The mass confessions turned him into the serial killer celebrity of the century. For months, Lucas was escorted on police planes around the country to the sites of his alleged crimes, basking in the attention of a legion of reporters. In the end, most of his claims were discounted. He was, however, eventually convicted of 10 killings and had already served time for killing his mother.
Only one of those convictions resulted in the death penalty for Lucas. In 1984, he was found guilty of the rape and murder of the "orange socks" woman, so named because those were the only items on the body when it was found. For the others, he received multiple life sentences.
But the orange socks case quickly became problematic. Not long after the trial, former Texas State Attorney, Jim Mattox, reviewed the case and concluded that the only link between the slaying and Lucas was the confession he had given and then swiftly recanted. Worse, Mr Mattox concluded that it was likely that Lucas was in Florida at the time of the murder. "No rational jury could have found Henry Lucas guilty based on the standard of beyond reasonable doubt."
For years, Texas has been fighting the federal courts to ensure the sentence on Lucas remained. But whatever they thought of him, opponents of the death penalty protested that to kill Lucas for a crime he did not commit would make a final mockery of the capital punishment system.
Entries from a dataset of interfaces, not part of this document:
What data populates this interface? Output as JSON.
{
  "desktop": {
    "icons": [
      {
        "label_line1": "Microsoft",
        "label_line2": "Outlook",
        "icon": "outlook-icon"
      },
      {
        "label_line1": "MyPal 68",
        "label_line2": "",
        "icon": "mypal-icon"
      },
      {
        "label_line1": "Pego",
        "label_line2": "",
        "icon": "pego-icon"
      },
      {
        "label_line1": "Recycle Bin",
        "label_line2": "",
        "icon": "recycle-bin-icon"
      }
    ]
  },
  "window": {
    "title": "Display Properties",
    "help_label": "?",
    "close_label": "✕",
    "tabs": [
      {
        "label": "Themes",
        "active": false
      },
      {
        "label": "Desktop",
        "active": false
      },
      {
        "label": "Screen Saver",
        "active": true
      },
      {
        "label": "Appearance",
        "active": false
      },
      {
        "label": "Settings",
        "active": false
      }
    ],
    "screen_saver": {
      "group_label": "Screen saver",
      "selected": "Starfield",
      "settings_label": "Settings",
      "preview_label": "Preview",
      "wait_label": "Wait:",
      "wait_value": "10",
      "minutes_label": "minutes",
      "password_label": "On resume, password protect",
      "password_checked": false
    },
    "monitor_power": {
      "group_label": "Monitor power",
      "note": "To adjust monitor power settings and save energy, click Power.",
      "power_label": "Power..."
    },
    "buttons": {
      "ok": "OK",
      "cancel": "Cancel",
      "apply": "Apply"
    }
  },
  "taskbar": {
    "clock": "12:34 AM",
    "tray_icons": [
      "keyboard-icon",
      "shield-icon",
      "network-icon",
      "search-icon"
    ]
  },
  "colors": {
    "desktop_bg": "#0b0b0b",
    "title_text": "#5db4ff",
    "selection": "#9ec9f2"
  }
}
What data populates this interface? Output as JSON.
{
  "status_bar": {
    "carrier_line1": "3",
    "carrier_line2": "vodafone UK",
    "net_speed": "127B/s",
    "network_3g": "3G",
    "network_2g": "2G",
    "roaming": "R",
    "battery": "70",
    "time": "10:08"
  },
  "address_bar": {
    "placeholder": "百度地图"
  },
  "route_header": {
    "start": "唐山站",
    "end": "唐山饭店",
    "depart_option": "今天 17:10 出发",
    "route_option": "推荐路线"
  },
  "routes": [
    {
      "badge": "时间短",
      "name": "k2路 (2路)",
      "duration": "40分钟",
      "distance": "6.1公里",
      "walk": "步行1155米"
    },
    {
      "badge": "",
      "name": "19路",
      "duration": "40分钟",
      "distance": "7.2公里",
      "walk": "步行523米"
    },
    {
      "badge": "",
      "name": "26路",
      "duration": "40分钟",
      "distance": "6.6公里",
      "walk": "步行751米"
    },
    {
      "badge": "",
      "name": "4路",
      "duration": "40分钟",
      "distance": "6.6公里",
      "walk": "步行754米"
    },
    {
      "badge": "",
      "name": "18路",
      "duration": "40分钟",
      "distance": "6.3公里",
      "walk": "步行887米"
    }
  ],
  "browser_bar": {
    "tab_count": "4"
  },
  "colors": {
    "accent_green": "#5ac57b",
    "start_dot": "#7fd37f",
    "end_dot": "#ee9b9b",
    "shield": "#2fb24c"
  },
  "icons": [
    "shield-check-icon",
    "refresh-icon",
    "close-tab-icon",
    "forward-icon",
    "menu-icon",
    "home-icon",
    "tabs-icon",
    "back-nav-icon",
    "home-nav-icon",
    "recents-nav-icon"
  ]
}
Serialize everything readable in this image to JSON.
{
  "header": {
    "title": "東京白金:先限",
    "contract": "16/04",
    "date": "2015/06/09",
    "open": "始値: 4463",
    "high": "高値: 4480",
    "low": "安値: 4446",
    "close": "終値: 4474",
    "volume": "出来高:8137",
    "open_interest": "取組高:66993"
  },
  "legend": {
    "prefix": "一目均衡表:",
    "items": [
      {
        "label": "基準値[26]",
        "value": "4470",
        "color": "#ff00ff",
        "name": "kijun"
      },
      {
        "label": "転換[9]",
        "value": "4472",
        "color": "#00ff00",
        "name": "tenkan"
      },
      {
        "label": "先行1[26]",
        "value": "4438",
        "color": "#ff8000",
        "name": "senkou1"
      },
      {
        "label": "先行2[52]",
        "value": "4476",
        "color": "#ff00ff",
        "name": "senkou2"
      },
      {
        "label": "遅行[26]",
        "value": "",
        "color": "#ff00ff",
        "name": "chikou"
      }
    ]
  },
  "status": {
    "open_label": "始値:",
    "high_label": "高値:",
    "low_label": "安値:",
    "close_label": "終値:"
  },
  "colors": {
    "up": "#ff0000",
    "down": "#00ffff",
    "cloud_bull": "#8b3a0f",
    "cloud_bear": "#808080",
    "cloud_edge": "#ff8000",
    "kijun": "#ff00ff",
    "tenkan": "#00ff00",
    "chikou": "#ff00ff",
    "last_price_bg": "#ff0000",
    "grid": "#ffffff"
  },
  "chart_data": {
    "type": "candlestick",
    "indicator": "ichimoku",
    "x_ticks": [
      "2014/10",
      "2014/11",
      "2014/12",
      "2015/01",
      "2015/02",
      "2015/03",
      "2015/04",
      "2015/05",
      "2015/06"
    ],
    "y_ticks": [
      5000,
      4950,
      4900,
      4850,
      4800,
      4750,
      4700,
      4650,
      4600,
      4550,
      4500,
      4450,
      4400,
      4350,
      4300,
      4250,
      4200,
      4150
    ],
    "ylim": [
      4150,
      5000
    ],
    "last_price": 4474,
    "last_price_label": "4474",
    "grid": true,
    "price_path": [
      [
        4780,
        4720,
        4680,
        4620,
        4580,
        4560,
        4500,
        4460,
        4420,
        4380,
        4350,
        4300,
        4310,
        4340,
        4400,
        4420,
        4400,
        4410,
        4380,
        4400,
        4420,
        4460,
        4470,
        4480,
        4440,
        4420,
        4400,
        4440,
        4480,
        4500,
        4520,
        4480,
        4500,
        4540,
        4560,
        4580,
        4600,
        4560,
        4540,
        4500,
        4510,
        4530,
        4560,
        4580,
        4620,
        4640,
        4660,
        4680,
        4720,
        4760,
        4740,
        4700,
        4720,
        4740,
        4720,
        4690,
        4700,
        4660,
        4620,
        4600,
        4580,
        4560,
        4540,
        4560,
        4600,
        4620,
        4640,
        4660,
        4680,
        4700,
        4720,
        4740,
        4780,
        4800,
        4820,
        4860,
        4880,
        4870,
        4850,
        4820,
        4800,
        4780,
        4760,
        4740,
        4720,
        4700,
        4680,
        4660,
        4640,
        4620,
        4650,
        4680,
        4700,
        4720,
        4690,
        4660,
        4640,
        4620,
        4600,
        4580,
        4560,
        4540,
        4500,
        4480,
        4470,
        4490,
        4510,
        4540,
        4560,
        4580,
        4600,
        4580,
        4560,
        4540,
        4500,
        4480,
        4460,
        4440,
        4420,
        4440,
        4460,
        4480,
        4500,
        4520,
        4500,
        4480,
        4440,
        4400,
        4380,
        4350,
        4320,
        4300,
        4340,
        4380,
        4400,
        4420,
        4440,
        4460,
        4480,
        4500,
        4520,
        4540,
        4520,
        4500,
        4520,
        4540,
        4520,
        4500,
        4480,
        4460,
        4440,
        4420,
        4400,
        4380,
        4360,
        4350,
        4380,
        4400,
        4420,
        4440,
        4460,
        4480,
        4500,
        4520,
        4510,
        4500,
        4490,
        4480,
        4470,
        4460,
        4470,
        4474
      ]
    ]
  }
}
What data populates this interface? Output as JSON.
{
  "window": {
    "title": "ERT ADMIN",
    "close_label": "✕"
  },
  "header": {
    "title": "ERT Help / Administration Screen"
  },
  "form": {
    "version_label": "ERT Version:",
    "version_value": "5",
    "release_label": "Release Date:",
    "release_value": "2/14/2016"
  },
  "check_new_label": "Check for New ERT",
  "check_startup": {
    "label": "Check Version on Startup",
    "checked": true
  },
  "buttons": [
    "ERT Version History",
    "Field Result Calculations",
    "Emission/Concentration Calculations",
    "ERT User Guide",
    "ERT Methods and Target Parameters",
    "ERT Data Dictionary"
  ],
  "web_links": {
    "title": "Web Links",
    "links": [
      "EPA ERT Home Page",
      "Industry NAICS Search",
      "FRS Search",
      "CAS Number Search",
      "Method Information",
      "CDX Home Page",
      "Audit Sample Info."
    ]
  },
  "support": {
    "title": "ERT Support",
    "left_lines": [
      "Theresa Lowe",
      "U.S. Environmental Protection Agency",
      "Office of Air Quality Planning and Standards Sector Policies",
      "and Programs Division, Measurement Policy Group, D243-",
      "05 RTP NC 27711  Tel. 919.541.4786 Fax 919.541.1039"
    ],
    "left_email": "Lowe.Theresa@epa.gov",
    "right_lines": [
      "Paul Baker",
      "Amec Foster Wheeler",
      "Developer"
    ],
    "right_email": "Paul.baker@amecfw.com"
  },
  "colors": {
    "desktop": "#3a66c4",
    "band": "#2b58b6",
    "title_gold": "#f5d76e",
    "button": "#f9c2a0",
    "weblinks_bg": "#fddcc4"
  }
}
On Thursday, the State Board of Pardons and Paroles apparently reached the same conclusion. It did something it has not done for any other condemned prisoner since the death penalty was reintroduced and recommended the governor commute the sentence to another life term in prison. No one is more surprised than Lucas. "It shows there is some justice in Texas," he said from his cell.
Governor Bush, fighting for re-election this year and fully expected to set his sights on the White House in 2000, was in a bind. But it was he who asked the board to consider the case. And so, he went along with the advice and set a precedent for his state. Announcing that he was commuting the sentence to life, he said: "I believe there is enough doubt about this particular crime that the State of Texas should not impose its ultimate penalty."Reuse content